(Beginning of SUPPLIED ENTRIES)

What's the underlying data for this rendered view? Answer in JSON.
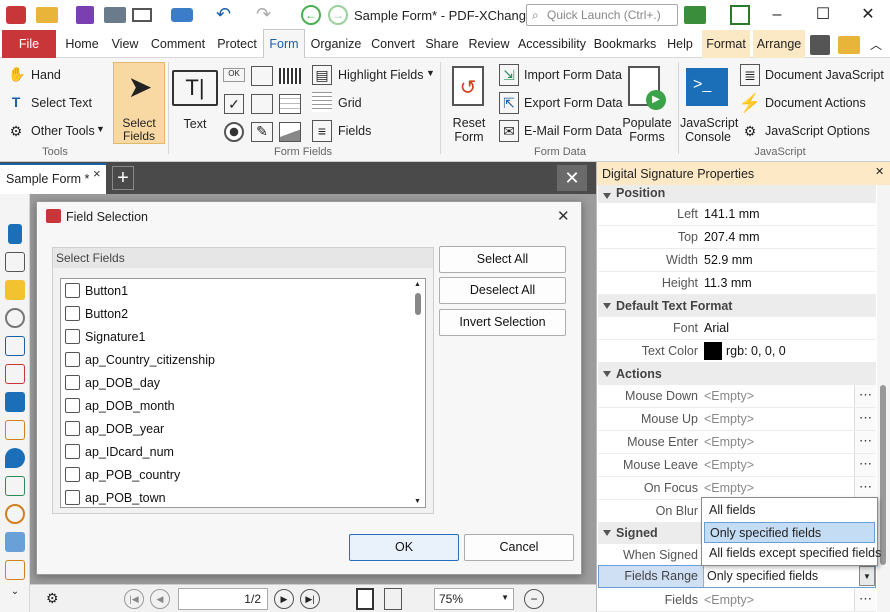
{
  "window": {
    "title": "Sample Form* - PDF-XChange ..",
    "quick_launch_placeholder": "Quick Launch (Ctrl+.)",
    "minimize": "–",
    "maximize": "☐",
    "close": "✕"
  },
  "menu_tabs": [
    "File",
    "Home",
    "View",
    "Comment",
    "Protect",
    "Form",
    "Organize",
    "Convert",
    "Share",
    "Review",
    "Accessibility",
    "Bookmarks",
    "Help",
    "Format",
    "Arrange"
  ],
  "ribbon": {
    "tools": {
      "hand": "Hand",
      "select_text": "Select Text",
      "other_tools": "Other Tools",
      "select_fields": "Select\nFields",
      "group": "Tools"
    },
    "form_fields": {
      "text": "Text",
      "highlight_fields": "Highlight Fields",
      "grid": "Grid",
      "fields": "Fields",
      "group": "Form Fields"
    },
    "form_data": {
      "reset_form_1": "Reset",
      "reset_form_2": "Form",
      "import": "Import Form Data",
      "export": "Export Form Data",
      "email": "E-Mail Form Data",
      "populate_1": "Populate",
      "populate_2": "Forms",
      "group": "Form Data"
    },
    "javascript": {
      "console_1": "JavaScript",
      "console_2": "Console",
      "doc_js": "Document JavaScript",
      "doc_actions": "Document Actions",
      "js_options": "JavaScript Options",
      "group": "JavaScript"
    }
  },
  "doc_tab": {
    "name": "Sample Form *",
    "close": "×",
    "add": "+"
  },
  "dialog": {
    "title": "Field Selection",
    "group_label": "Select Fields",
    "fields": [
      "Button1",
      "Button2",
      "Signature1",
      "ap_Country_citizenship",
      "ap_DOB_day",
      "ap_DOB_month",
      "ap_DOB_year",
      "ap_IDcard_num",
      "ap_POB_country",
      "ap_POB_town"
    ],
    "select_all": "Select All",
    "deselect_all": "Deselect All",
    "invert": "Invert Selection",
    "ok": "OK",
    "cancel": "Cancel"
  },
  "status": {
    "page": "1",
    "page_total": "2",
    "zoom": "75%"
  },
  "panel": {
    "title": "Digital Signature Properties",
    "position": {
      "header": "Position",
      "left_label": "Left",
      "left": "141.1 mm",
      "top_label": "Top",
      "top": "207.4 mm",
      "width_label": "Width",
      "width": "52.9 mm",
      "height_label": "Height",
      "height": "11.3 mm"
    },
    "text_format": {
      "header": "Default Text Format",
      "font_label": "Font",
      "font": "Arial",
      "color_label": "Text Color",
      "color": "rgb: 0, 0, 0"
    },
    "actions": {
      "header": "Actions",
      "mouse_down": "Mouse Down",
      "mouse_up": "Mouse Up",
      "mouse_enter": "Mouse Enter",
      "mouse_leave": "Mouse Leave",
      "on_focus": "On Focus",
      "on_blur": "On Blur",
      "empty": "<Empty>"
    },
    "signed": {
      "header": "Signed",
      "when_signed": "When Signed",
      "fields_range_label": "Fields Range",
      "fields_range": "Only specified fields",
      "fields_label": "Fields",
      "fields": "<Empty>"
    },
    "dropdown": [
      "All fields",
      "Only specified fields",
      "All fields except specified fields"
    ]
  },
  "colors": {
    "file_tab": "#c8363a",
    "accent": "#1b5fa6",
    "panel_header": "#fde9c5"
  }
}
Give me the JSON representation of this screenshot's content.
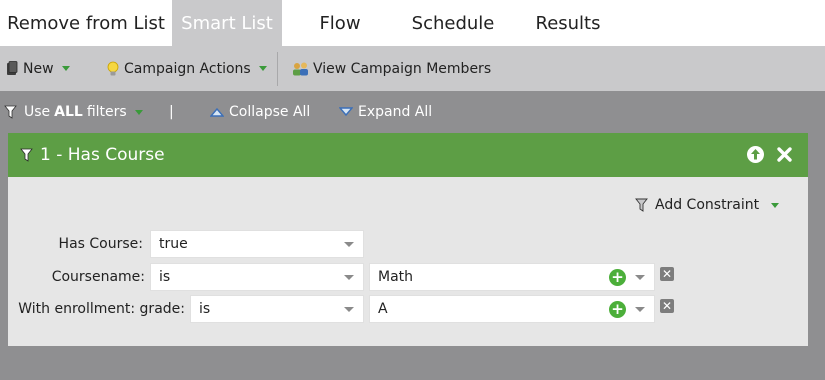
{
  "tabs": [
    {
      "label": "Remove from List"
    },
    {
      "label": "Smart List"
    },
    {
      "label": "Flow"
    },
    {
      "label": "Schedule"
    },
    {
      "label": "Results"
    }
  ],
  "toolbar": {
    "new_label": "New",
    "campaign_actions_label": "Campaign Actions",
    "view_members_label": "View Campaign Members"
  },
  "filterbar": {
    "use_prefix": "Use",
    "use_emphasis": "ALL",
    "use_suffix": "filters",
    "divider": "|",
    "collapse_label": "Collapse All",
    "expand_label": "Expand All"
  },
  "filter": {
    "title": "1 - Has Course",
    "add_constraint_label": "Add Constraint",
    "rows": [
      {
        "label": "Has Course:",
        "operator": "true"
      },
      {
        "label": "Coursename:",
        "operator": "is",
        "value": "Math"
      },
      {
        "label": "With enrollment: grade:",
        "operator": "is",
        "value": "A"
      }
    ]
  },
  "colors": {
    "header_green": "#5d9e45",
    "active_tab": "#c9c9cb",
    "background": "#8f8f91",
    "add_green": "#4caf3a"
  }
}
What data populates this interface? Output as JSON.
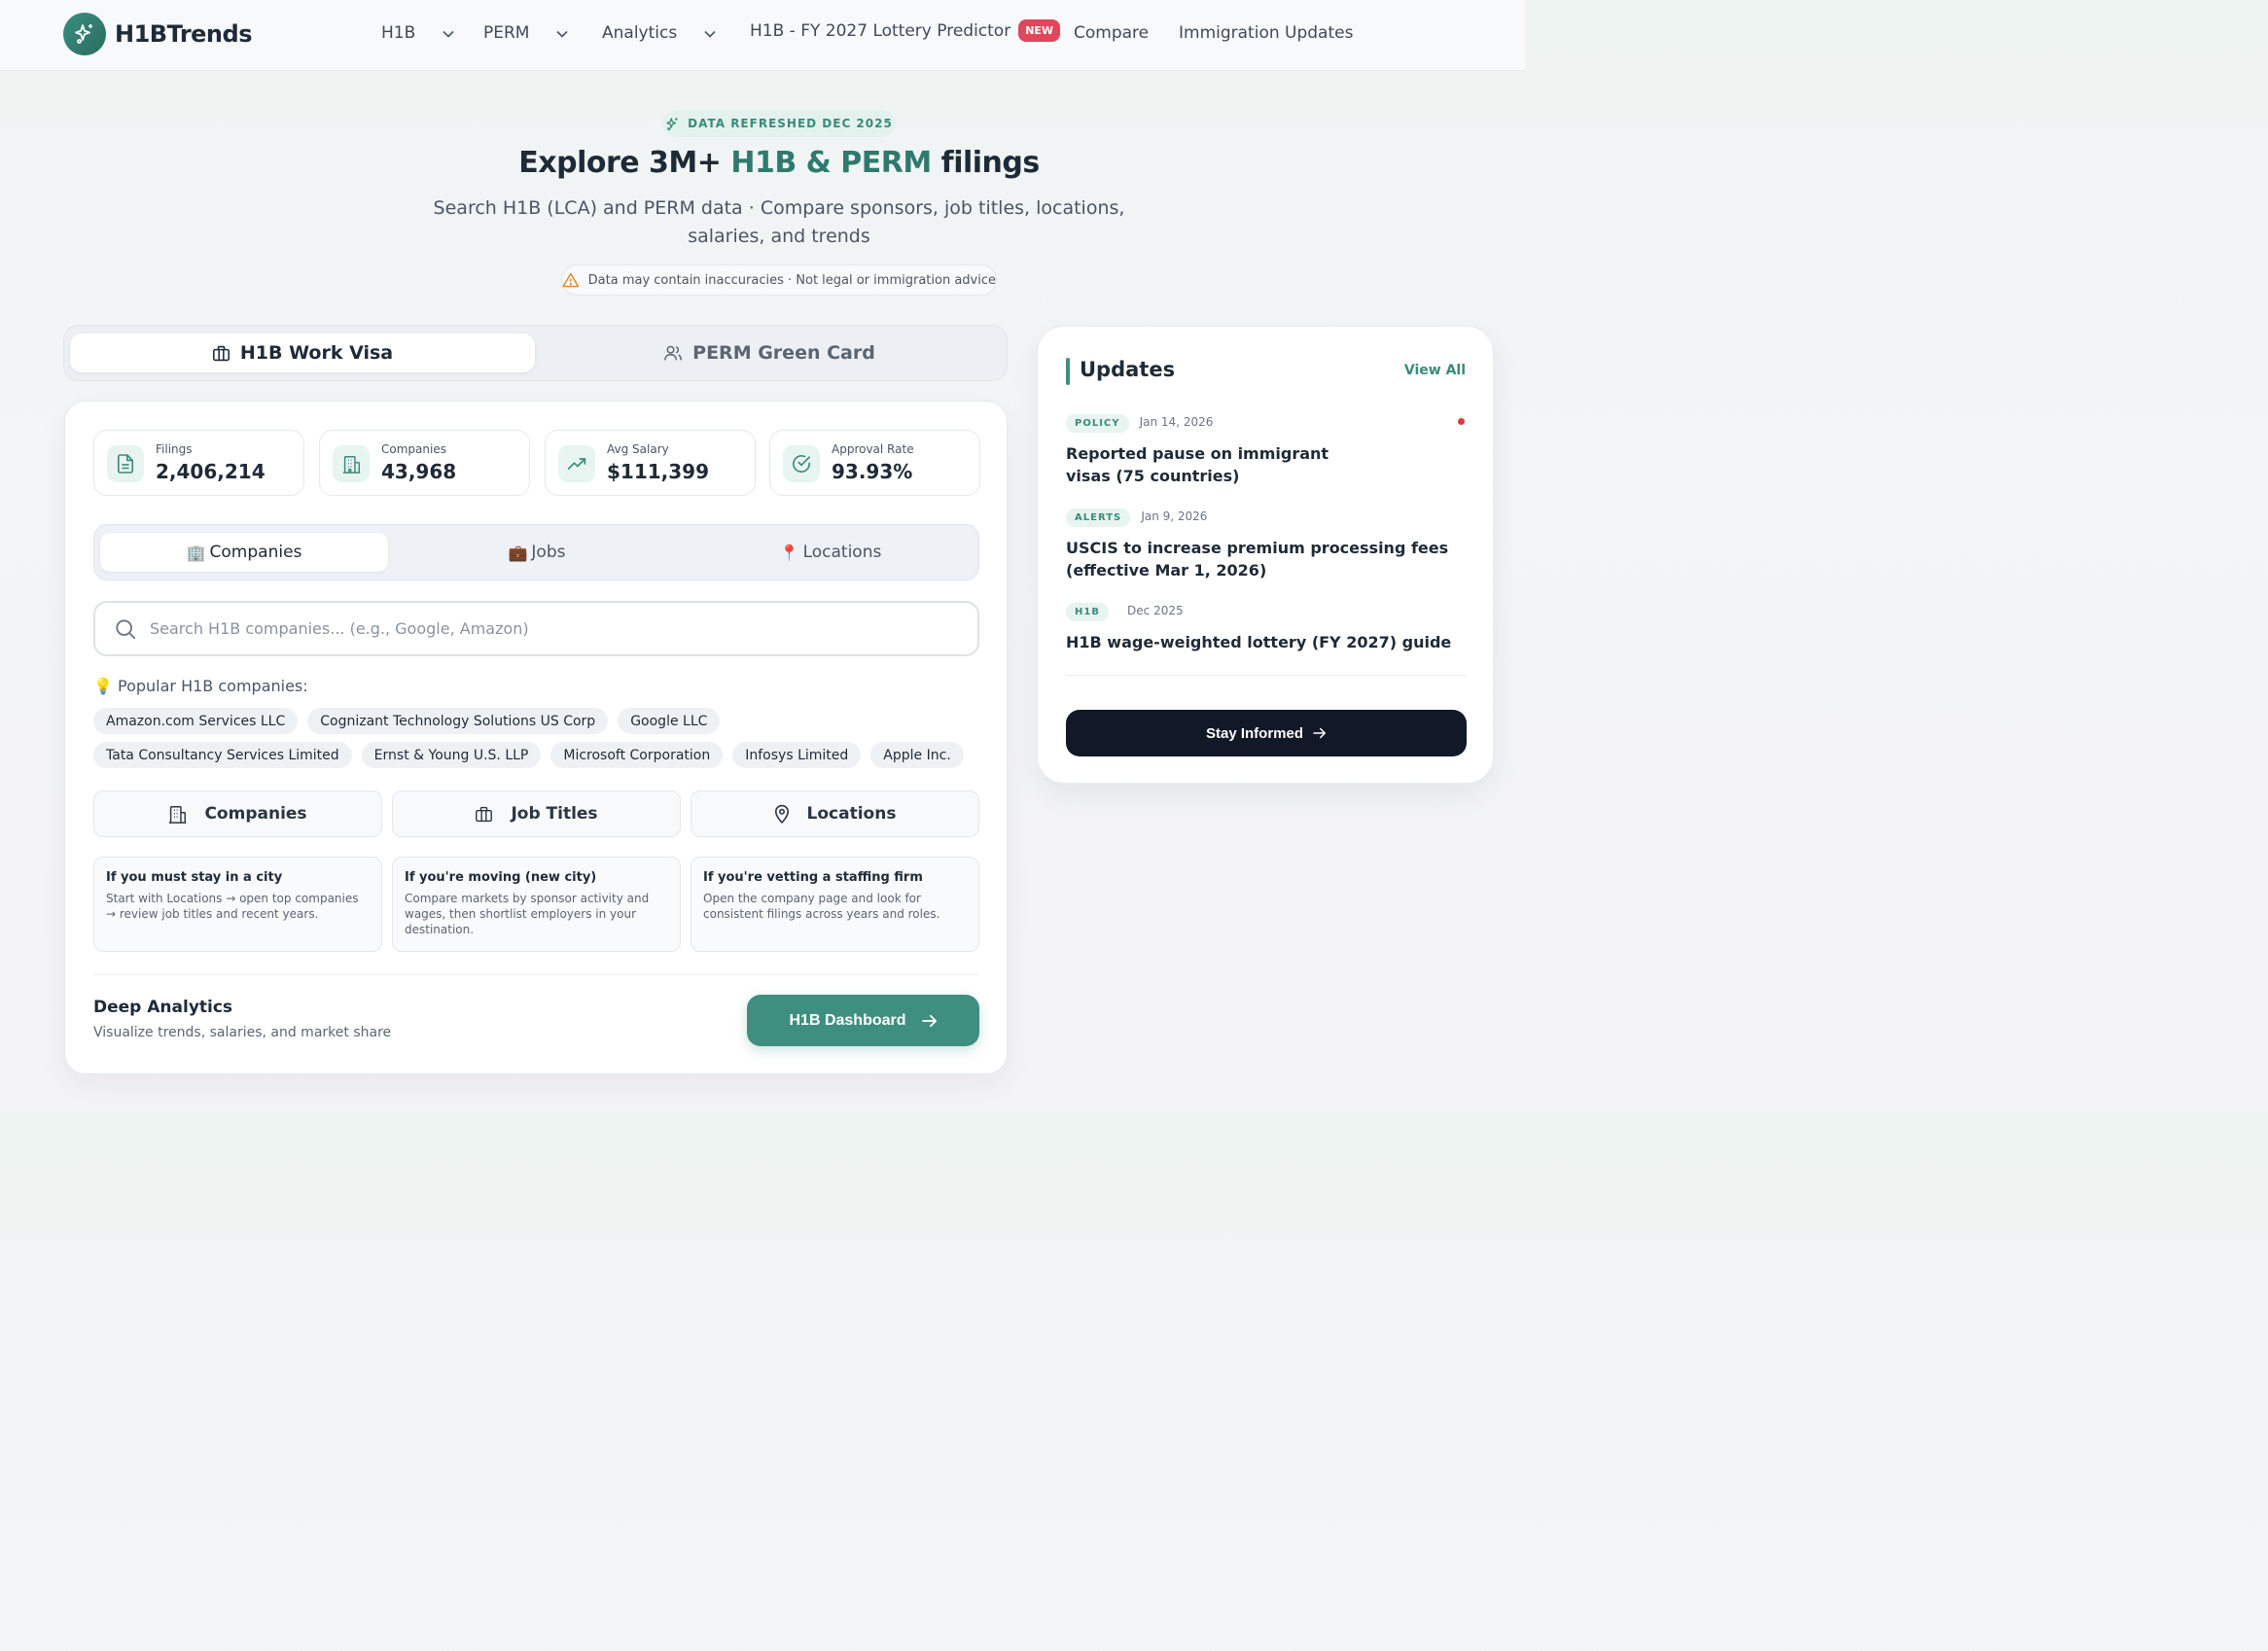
{
  "nav": {
    "logo_text": "H1BTrends",
    "items": [
      {
        "label": "H1B",
        "has_dropdown": true
      },
      {
        "label": "PERM",
        "has_dropdown": true
      },
      {
        "label": "Analytics",
        "has_dropdown": true
      },
      {
        "label": "H1B - FY 2027 Lottery Predictor",
        "badge": "NEW"
      },
      {
        "label": "Compare"
      },
      {
        "label": "Immigration Updates"
      }
    ]
  },
  "hero": {
    "pill": "DATA REFRESHED DEC 2025",
    "title_prefix": "Explore 3M+ ",
    "title_accent": "H1B & PERM",
    "title_suffix": " filings",
    "subtitle": "Search H1B (LCA) and PERM data · Compare sponsors, job titles, locations, salaries, and trends",
    "warning": "Data may contain inaccuracies · Not legal or immigration advice"
  },
  "mode_tabs": [
    {
      "label": "H1B Work Visa",
      "active": true
    },
    {
      "label": "PERM Green Card",
      "active": false
    }
  ],
  "stats": [
    {
      "label": "Filings",
      "value": "2,406,214",
      "icon": "document-icon"
    },
    {
      "label": "Companies",
      "value": "43,968",
      "icon": "building-icon"
    },
    {
      "label": "Avg Salary",
      "value": "$111,399",
      "icon": "trend-up-icon"
    },
    {
      "label": "Approval Rate",
      "value": "93.93%",
      "icon": "check-circle-icon"
    }
  ],
  "category_tabs": [
    {
      "emoji": "🏢",
      "label": "Companies",
      "active": true
    },
    {
      "emoji": "💼",
      "label": "Jobs",
      "active": false
    },
    {
      "emoji": "📍",
      "label": "Locations",
      "active": false
    }
  ],
  "search": {
    "placeholder": "Search H1B companies... (e.g., Google, Amazon)",
    "value": ""
  },
  "popular": {
    "label": "💡 Popular H1B companies:",
    "row1": [
      "Amazon.com Services LLC",
      "Cognizant Technology Solutions US Corp",
      "Google LLC"
    ],
    "row2": [
      "Tata Consultancy Services Limited",
      "Ernst & Young U.S. LLP",
      "Microsoft Corporation",
      "Infosys Limited",
      "Apple Inc."
    ]
  },
  "quick_links": [
    {
      "label": "Companies",
      "icon": "building-icon"
    },
    {
      "label": "Job Titles",
      "icon": "briefcase-icon"
    },
    {
      "label": "Locations",
      "icon": "map-pin-icon"
    }
  ],
  "tips": [
    {
      "title": "If you must stay in a city",
      "text": "Start with Locations → open top companies → review job titles and recent years."
    },
    {
      "title": "If you're moving (new city)",
      "text": "Compare markets by sponsor activity and wages, then shortlist employers in your destination."
    },
    {
      "title": "If you're vetting a staffing firm",
      "text": "Open the company page and look for consistent filings across years and roles."
    }
  ],
  "deep": {
    "title": "Deep Analytics",
    "subtitle": "Visualize trends, salaries, and market share",
    "button": "H1B Dashboard"
  },
  "updates": {
    "title": "Updates",
    "view_all": "View All",
    "items": [
      {
        "tag": "POLICY",
        "date": "Jan 14, 2026",
        "headline": "Reported pause on immigrant visas (75 countries)",
        "unread": true
      },
      {
        "tag": "ALERTS",
        "date": "Jan 9, 2026",
        "headline": "USCIS to increase premium processing fees (effective Mar 1, 2026)",
        "unread": false
      },
      {
        "tag": "H1B",
        "date": "Dec 2025",
        "headline": "H1B wage-weighted lottery (FY 2027) guide",
        "unread": false
      }
    ],
    "button": "Stay Informed"
  },
  "colors": {
    "accent": "#3f8f80",
    "new_badge": "#e0475c",
    "dark_button": "#111827",
    "unread_dot": "#dc3b3b"
  }
}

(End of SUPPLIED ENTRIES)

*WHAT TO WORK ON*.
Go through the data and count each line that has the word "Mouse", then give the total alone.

*RESPONSE TO THIS TASK*.
4